To this end, we have developed the “Neuroscience in the Media” module. The overall goal of this course is that participants will be able to serve as ambassadors of psychiatry, psychology, and neuroscience who can thoughtfully communicate findings from the field to a lay audience.
In this interactive exercise, participants review and appraise media content on a neuroscience-related topic (for example, a recent newspaper article, blog, podcast, or tv show). They imagine what a patient or family member might ask if they saw the piece and assess the face-validity of any media claims. Participants then identify and appraise scientific literature related to the content and role play how they might discuss the media piece with a patient or family member.
The overarching goal of the “Translational Neuroscience” course is to enhance the learner’s attitudes towards neuroscience and its applications towards clinical psychiatry. In these interactive sessions, participants independently review a clinical case and develop a treatment plan. As a group, they discuss the various current treatment options as well as their current limitations. Participants then break up into small groups – each reviewing a different article on a new approach to treatment informed by cutting-edge neuroscience. They then report back on what they learned (using a worksheet guide) as part of a larger group discussion.
The supplementary articles chosen for this course demonstrate how current neuroscience work could change the way we think about treating our patients in the future. Through this learning module we are able to think about what’s interesting & exciting about neuroscience and what could have the potential to change the field. As with many of the articles/ideas we review during the course, the majority will probably not pan out — that’s okay. The goal is to think about the ways in which current neuroscience has the potential to reshape our field.

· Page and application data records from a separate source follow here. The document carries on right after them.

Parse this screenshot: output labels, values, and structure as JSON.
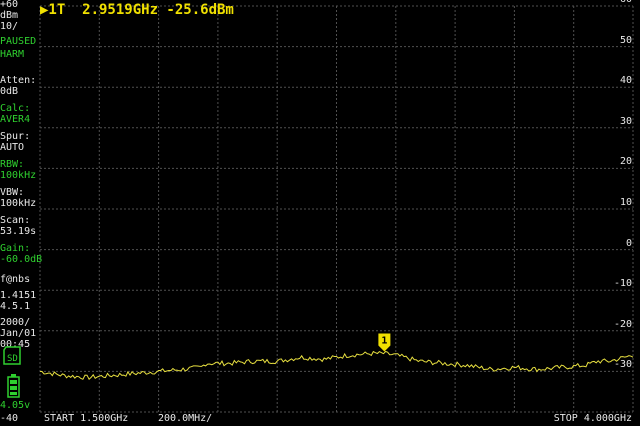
{
  "sidebar": {
    "ref_level": "+60",
    "ref_unit": "dBm",
    "scale": "10/",
    "status_paused": "PAUSED",
    "status_harm": "HARM",
    "atten_label": "Atten:",
    "atten_value": "0dB",
    "calc_label": "Calc:",
    "calc_value": "AVER4",
    "spur_label": "Spur:",
    "spur_value": "AUTO",
    "rbw_label": "RBW:",
    "rbw_value": "100kHz",
    "vbw_label": "VBW:",
    "vbw_value": "100kHz",
    "scan_label": "Scan:",
    "scan_value": "53.19s",
    "gain_label": "Gain:",
    "gain_value": "-60.0dB",
    "fw_label": "f@nbs",
    "fw_version_1": "1.4151",
    "fw_version_2": "4.5.1",
    "date_1": "2000/",
    "date_2": "Jan/01",
    "time": "00:45",
    "sd_icon_label": "SD",
    "battery_voltage": "4.05v",
    "bottom_level": "-40"
  },
  "marker": {
    "readout": "▶1T  2.9519GHz -25.6dBm",
    "label": "1",
    "freq_ghz": 2.9519,
    "level_dbm": -25.6
  },
  "footer": {
    "start": "START 1.500GHz",
    "per_div": "200.0MHz/",
    "stop": "STOP 4.000GHz"
  },
  "colors": {
    "trace": "#e8e040",
    "grid": "#505050",
    "marker": "#f0e000",
    "accent_green": "#2fd02f",
    "text": "#e8e8e8"
  },
  "chart_data": {
    "type": "line",
    "xlim": [
      1.5,
      4.0
    ],
    "ylim": [
      -40,
      60
    ],
    "x_unit": "GHz",
    "y_unit": "dBm",
    "y_ticks": [
      60,
      50,
      40,
      30,
      20,
      10,
      0,
      -10,
      -20,
      -30
    ],
    "grid": true,
    "series": [
      {
        "x": [
          1.5,
          1.6,
          1.7,
          1.8,
          1.9,
          2.0,
          2.1,
          2.18,
          2.2,
          2.3,
          2.4,
          2.5,
          2.6,
          2.7,
          2.8,
          2.85,
          2.9,
          2.95,
          3.0,
          3.1,
          3.2,
          3.3,
          3.4,
          3.5,
          3.6,
          3.7,
          3.8,
          3.85,
          3.9,
          4.0
        ],
        "y": [
          -30.0,
          -31.0,
          -31.5,
          -31.0,
          -30.5,
          -30.0,
          -29.5,
          -29.0,
          -28.0,
          -28.0,
          -27.5,
          -27.5,
          -26.5,
          -27.0,
          -26.0,
          -25.8,
          -25.6,
          -25.6,
          -26.0,
          -27.5,
          -28.0,
          -28.5,
          -29.5,
          -29.0,
          -29.5,
          -29.0,
          -28.5,
          -27.5,
          -27.5,
          -26.0
        ]
      }
    ]
  }
}
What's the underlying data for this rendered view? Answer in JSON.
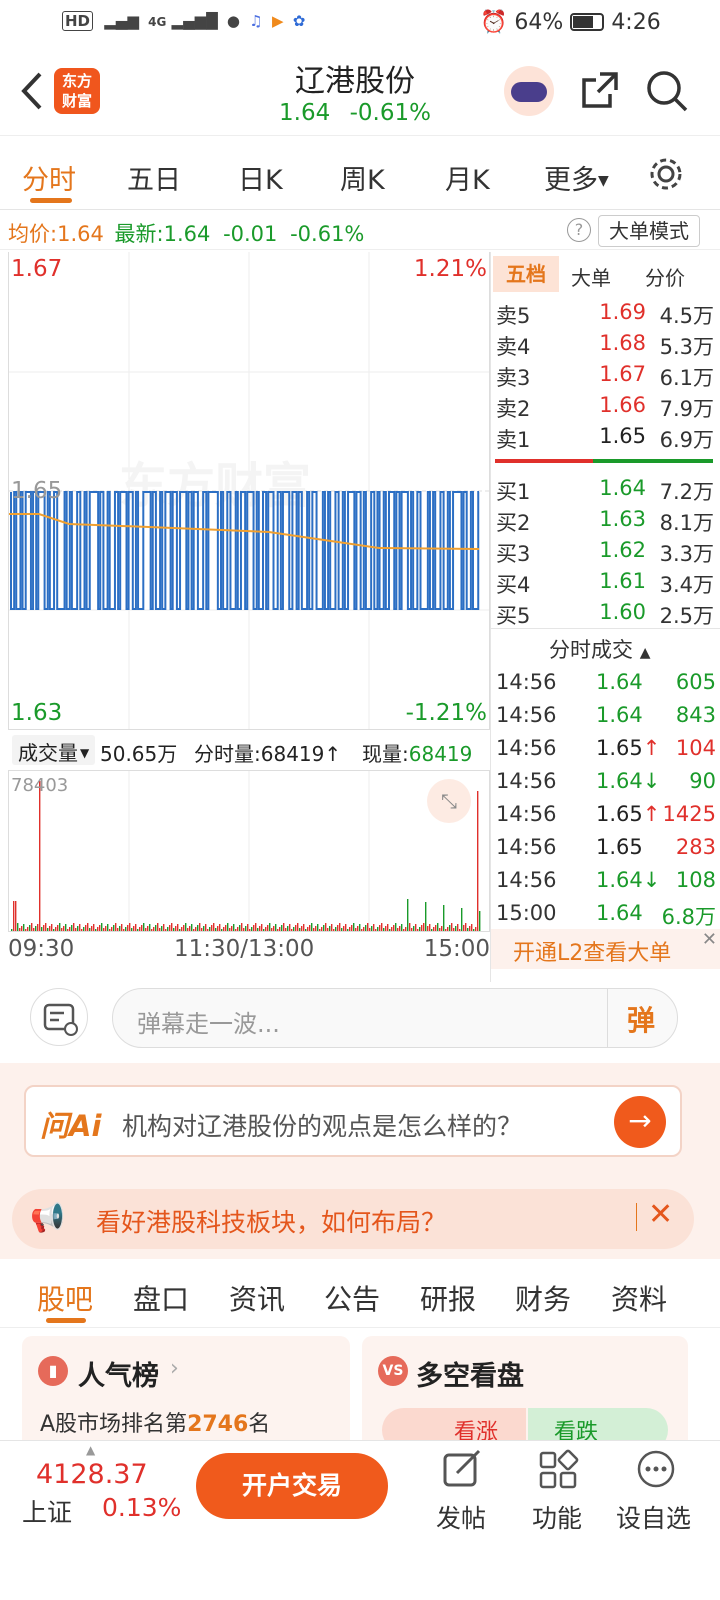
{
  "status_bar": {
    "left_icons": [
      "HD",
      "signal-x",
      "4G",
      "wechat",
      "music",
      "video",
      "baidu"
    ],
    "alarm": "alarm-icon",
    "battery": "64%",
    "time": "4:26"
  },
  "header": {
    "logo_line1": "东方",
    "logo_line2": "财富",
    "stock_name": "辽港股份",
    "price": "1.64",
    "change_pct": "-0.61%"
  },
  "chart_tabs": [
    "分时",
    "五日",
    "日K",
    "周K",
    "月K",
    "更多"
  ],
  "info_line": {
    "avg_label": "均价:",
    "avg_value": "1.64",
    "latest_label": "最新:",
    "latest_value": "1.64",
    "change": "-0.01",
    "change_pct": "-0.61%",
    "mode_button": "大单模式"
  },
  "chart": {
    "top_price": "1.67",
    "top_pct": "1.21%",
    "mid_price": "1.65",
    "bottom_price": "1.63",
    "bottom_pct": "-1.21%",
    "watermark": "东方财富"
  },
  "volume_bar": {
    "selector": "成交量",
    "total": "50.65万",
    "minute_label": "分时量:",
    "minute_value": "68419",
    "current_label": "现量:",
    "current_value": "68419",
    "max": "78403"
  },
  "time_axis": [
    "09:30",
    "11:30/13:00",
    "15:00"
  ],
  "order_book": {
    "tabs": [
      "五档",
      "大单",
      "分价"
    ],
    "asks": [
      {
        "label": "卖5",
        "price": "1.69",
        "vol": "4.5万"
      },
      {
        "label": "卖4",
        "price": "1.68",
        "vol": "5.3万"
      },
      {
        "label": "卖3",
        "price": "1.67",
        "vol": "6.1万"
      },
      {
        "label": "卖2",
        "price": "1.66",
        "vol": "7.9万"
      },
      {
        "label": "卖1",
        "price": "1.65",
        "vol": "6.9万"
      }
    ],
    "bids": [
      {
        "label": "买1",
        "price": "1.64",
        "vol": "7.2万"
      },
      {
        "label": "买2",
        "price": "1.63",
        "vol": "8.1万"
      },
      {
        "label": "买3",
        "price": "1.62",
        "vol": "3.3万"
      },
      {
        "label": "买4",
        "price": "1.61",
        "vol": "3.4万"
      },
      {
        "label": "买5",
        "price": "1.60",
        "vol": "2.5万"
      }
    ]
  },
  "trades": {
    "title": "分时成交",
    "rows": [
      {
        "time": "14:56",
        "price": "1.64",
        "arrow": "",
        "vol": "605",
        "pc": "green",
        "vc": "green"
      },
      {
        "time": "14:56",
        "price": "1.64",
        "arrow": "",
        "vol": "843",
        "pc": "green",
        "vc": "green"
      },
      {
        "time": "14:56",
        "price": "1.65",
        "arrow": "↑",
        "vol": "104",
        "pc": "dark",
        "vc": "red"
      },
      {
        "time": "14:56",
        "price": "1.64",
        "arrow": "↓",
        "vol": "90",
        "pc": "green",
        "vc": "green"
      },
      {
        "time": "14:56",
        "price": "1.65",
        "arrow": "↑",
        "vol": "1425",
        "pc": "dark",
        "vc": "red"
      },
      {
        "time": "14:56",
        "price": "1.65",
        "arrow": "",
        "vol": "283",
        "pc": "dark",
        "vc": "red"
      },
      {
        "time": "14:56",
        "price": "1.64",
        "arrow": "↓",
        "vol": "108",
        "pc": "green",
        "vc": "green"
      },
      {
        "time": "15:00",
        "price": "1.64",
        "arrow": "",
        "vol": "6.8万",
        "pc": "green",
        "vc": "green"
      }
    ],
    "l2_banner": "开通L2查看大单"
  },
  "danmu": {
    "placeholder": "弹幕走一波...",
    "button": "弹"
  },
  "ai": {
    "brand": "问Ai",
    "question": "机构对辽港股份的观点是怎么样的？"
  },
  "promo": {
    "text": "看好港股科技板块，如何布局？"
  },
  "section_tabs": [
    "股吧",
    "盘口",
    "资讯",
    "公告",
    "研报",
    "财务",
    "资料"
  ],
  "cards": {
    "popular_title": "人气榜",
    "popular_sub_prefix": "A股市场排名第",
    "popular_rank": "2746",
    "popular_sub_suffix": "名",
    "vs_title": "多空看盘",
    "bull": "看涨",
    "bear": "看跌"
  },
  "bottom": {
    "index_value": "4128.37",
    "index_name": "上证",
    "index_pct": "0.13%",
    "trade_button": "开户交易",
    "actions": [
      {
        "label": "发帖",
        "icon": "edit-icon"
      },
      {
        "label": "功能",
        "icon": "grid-icon"
      },
      {
        "label": "设自选",
        "icon": "more-icon"
      }
    ]
  }
}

The goal of the “Integrative Case Conference” is to demonstrate how a neuroscience perspective can be incorporated into a comprehensive case formulation. Each session focuses on the presentation of a patient with a particular psychiatric illness. Participants are expected to read and formulate the case prior to the session. Time is reserved for peer supervision around case formulation. A panel of experts reflecting diverse clinical perspectives – typically including neuroscience, psychotherapy, and social psychiatry— is then asked to comment on how each clinician would approach the case material and how their formulation would affect treatment. Ample time is left for questions and for general discussion.
In our “Progressive Case Conference,” students are divided into small groups, presented with the beginning of a case vignette, and given a brief period of time to answer a set of questions. Answers are discussed as a full group. Students then go back to their small groups to work on the next portion of the case. Over the course of 4-6 breakout exercises, students have the opportunity to integrate clinical management planning with key scientific concepts
Our “Expert Videos” are a series of brief videos (typically 3-5 minutes) in which leading neuroscience experts describe core findings of their work and discuss what they think are the most exciting aspects of contemporary neuroscience and psychiatry.